The lines to copy are those holding the string "example" in the entries below.

PROVIDED ENTRIES
------------------------------------------------------------

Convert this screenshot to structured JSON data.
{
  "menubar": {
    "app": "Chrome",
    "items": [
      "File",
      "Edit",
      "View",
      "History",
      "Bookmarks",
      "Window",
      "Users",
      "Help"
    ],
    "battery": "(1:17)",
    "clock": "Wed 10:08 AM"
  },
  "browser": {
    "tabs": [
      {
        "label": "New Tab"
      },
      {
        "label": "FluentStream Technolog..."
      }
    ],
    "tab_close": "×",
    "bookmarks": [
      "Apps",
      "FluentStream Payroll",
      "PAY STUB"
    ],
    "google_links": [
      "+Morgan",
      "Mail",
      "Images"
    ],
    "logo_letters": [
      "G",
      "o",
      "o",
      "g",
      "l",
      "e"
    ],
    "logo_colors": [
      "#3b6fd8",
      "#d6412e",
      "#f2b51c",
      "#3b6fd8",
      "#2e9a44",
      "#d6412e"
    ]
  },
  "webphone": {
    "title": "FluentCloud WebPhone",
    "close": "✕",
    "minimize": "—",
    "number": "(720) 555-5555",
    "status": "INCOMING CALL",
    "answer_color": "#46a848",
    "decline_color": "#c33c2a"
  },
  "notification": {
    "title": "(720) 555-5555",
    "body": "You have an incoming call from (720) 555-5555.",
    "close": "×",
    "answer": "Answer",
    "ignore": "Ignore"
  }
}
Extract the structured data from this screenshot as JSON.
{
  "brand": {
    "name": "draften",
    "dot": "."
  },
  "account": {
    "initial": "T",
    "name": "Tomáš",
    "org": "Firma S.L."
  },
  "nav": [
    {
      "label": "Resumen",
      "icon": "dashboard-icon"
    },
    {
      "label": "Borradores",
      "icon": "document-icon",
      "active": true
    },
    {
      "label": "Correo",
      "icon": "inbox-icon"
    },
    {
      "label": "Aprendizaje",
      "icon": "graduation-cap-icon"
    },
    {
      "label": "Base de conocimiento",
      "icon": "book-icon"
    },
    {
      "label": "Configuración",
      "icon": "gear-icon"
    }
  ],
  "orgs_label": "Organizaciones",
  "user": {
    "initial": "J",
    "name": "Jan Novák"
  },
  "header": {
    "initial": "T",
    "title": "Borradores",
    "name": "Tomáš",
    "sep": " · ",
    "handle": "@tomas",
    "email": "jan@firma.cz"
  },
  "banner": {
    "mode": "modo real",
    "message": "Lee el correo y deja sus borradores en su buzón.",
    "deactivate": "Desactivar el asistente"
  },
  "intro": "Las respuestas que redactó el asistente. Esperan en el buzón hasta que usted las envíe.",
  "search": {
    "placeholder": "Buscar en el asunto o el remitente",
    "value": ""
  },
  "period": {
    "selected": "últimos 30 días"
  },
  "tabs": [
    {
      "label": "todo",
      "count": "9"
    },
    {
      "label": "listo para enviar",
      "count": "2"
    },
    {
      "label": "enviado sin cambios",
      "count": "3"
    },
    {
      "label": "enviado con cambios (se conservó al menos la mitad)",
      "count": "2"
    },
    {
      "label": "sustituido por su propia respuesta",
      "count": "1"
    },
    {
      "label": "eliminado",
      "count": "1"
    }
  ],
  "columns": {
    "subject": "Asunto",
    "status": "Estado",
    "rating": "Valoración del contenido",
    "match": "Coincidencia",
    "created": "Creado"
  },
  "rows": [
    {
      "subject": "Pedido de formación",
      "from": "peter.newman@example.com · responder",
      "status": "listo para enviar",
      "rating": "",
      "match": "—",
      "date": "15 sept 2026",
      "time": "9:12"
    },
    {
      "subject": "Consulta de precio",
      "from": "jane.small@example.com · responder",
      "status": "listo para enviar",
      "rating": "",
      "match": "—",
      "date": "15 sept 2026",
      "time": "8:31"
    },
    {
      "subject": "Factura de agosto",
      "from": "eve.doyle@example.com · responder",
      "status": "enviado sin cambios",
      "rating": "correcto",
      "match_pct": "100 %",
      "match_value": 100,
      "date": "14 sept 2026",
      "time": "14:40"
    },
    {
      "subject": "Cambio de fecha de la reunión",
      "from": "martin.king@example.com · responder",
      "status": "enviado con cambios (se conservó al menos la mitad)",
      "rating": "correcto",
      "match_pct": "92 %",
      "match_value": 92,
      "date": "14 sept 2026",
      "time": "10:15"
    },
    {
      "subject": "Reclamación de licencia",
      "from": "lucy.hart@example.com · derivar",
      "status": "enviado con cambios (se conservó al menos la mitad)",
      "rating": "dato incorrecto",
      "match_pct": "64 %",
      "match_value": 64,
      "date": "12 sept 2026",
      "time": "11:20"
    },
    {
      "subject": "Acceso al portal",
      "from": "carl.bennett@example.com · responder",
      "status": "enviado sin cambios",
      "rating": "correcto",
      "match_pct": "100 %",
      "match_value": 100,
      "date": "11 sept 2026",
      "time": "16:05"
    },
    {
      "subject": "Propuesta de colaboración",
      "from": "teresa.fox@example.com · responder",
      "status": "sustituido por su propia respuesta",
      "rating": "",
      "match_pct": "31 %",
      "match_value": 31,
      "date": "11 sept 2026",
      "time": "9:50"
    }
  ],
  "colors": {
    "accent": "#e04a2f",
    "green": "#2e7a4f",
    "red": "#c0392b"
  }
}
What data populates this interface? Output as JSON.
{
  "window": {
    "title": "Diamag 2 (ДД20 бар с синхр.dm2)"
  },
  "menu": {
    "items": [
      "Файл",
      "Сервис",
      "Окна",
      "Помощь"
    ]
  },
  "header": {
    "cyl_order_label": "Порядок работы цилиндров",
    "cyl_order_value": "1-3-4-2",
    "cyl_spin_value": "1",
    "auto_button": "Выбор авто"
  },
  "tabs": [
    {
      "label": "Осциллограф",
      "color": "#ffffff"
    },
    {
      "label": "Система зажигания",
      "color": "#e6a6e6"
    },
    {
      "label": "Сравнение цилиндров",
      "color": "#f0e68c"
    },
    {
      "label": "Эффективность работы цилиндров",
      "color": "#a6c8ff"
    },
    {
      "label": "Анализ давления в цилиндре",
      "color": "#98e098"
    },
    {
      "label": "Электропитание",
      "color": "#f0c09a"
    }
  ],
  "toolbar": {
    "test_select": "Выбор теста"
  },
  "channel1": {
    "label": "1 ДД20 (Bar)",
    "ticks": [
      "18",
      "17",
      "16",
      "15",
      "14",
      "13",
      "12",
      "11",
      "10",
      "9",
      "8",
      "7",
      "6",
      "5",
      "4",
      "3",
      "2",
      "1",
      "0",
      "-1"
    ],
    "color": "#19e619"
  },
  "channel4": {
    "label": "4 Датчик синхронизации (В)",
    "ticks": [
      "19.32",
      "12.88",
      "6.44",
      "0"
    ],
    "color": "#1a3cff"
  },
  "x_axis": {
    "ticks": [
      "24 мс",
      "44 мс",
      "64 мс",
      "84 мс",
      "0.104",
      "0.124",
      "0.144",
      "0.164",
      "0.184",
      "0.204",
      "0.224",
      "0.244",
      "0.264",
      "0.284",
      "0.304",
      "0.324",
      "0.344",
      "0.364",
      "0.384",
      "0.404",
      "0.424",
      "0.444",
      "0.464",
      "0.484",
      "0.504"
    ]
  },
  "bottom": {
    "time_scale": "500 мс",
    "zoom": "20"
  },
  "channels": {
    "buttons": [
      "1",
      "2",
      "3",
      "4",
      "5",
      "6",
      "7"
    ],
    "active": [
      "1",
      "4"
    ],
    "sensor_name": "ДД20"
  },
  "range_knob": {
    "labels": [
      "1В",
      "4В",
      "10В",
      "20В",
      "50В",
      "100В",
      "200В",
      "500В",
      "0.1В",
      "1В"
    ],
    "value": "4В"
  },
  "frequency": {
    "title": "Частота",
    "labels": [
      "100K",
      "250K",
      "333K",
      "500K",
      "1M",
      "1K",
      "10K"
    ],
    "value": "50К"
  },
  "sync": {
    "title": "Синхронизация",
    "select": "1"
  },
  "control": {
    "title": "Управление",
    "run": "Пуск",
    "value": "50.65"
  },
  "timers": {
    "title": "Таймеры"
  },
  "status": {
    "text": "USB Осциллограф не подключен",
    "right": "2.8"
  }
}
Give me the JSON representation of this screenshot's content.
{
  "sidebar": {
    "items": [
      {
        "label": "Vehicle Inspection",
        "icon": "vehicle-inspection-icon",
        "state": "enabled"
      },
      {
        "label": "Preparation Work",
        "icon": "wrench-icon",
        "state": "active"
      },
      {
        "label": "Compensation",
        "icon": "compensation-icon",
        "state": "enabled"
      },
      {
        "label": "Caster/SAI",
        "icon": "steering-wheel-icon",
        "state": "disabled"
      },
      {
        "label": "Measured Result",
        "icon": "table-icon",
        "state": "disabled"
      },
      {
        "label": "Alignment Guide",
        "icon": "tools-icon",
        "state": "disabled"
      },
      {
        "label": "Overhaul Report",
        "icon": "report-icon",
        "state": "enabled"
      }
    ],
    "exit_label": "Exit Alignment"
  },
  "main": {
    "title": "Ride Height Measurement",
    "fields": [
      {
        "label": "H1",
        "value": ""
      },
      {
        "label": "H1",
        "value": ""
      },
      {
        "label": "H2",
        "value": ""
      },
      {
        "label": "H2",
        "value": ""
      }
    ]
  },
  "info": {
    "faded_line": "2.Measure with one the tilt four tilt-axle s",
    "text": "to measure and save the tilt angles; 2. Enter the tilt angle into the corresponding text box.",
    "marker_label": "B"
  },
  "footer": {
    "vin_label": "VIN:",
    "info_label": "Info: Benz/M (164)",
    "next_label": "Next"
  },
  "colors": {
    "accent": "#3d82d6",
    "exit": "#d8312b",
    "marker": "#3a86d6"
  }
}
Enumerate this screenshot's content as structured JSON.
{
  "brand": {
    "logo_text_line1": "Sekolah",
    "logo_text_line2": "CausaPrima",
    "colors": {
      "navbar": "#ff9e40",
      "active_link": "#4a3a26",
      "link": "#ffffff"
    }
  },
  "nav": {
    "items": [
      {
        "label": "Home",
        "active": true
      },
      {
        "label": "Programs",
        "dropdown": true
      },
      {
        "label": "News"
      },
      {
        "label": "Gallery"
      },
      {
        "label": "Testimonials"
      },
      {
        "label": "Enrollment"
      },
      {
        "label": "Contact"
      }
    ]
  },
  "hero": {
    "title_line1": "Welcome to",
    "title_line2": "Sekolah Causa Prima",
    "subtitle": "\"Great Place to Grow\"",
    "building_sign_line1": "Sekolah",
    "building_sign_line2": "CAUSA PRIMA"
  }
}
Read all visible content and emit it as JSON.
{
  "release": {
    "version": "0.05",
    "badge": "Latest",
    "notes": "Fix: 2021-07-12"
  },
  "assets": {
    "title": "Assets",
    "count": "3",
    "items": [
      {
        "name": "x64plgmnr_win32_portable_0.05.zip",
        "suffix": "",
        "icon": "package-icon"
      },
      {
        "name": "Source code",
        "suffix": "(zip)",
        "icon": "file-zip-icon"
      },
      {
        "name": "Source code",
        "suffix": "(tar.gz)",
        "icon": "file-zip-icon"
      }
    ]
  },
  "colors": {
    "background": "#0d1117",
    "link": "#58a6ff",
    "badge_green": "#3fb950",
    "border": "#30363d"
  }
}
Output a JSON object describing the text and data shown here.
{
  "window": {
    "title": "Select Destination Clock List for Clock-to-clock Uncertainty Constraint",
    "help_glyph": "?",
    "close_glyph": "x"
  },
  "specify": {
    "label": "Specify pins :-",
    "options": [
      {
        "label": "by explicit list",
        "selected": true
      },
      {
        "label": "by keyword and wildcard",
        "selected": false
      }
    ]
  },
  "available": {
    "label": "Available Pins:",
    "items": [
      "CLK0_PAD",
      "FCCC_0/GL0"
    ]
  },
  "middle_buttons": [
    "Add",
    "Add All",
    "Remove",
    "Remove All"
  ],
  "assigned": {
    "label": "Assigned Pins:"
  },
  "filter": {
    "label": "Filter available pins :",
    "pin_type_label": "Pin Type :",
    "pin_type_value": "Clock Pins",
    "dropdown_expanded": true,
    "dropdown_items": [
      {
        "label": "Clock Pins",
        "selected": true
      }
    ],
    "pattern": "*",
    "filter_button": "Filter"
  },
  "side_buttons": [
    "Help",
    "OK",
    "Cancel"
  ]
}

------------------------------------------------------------

SOLUTION TO THIS PROBLEM
      "from": "peter.newman@example.com · responder",
      "from": "jane.small@example.com · responder",
      "from": "eve.doyle@example.com · responder",
      "from": "martin.king@example.com · responder",
      "from": "lucy.hart@example.com · derivar",
      "from": "carl.bennett@example.com · responder",
      "from": "teresa.fox@example.com · responder",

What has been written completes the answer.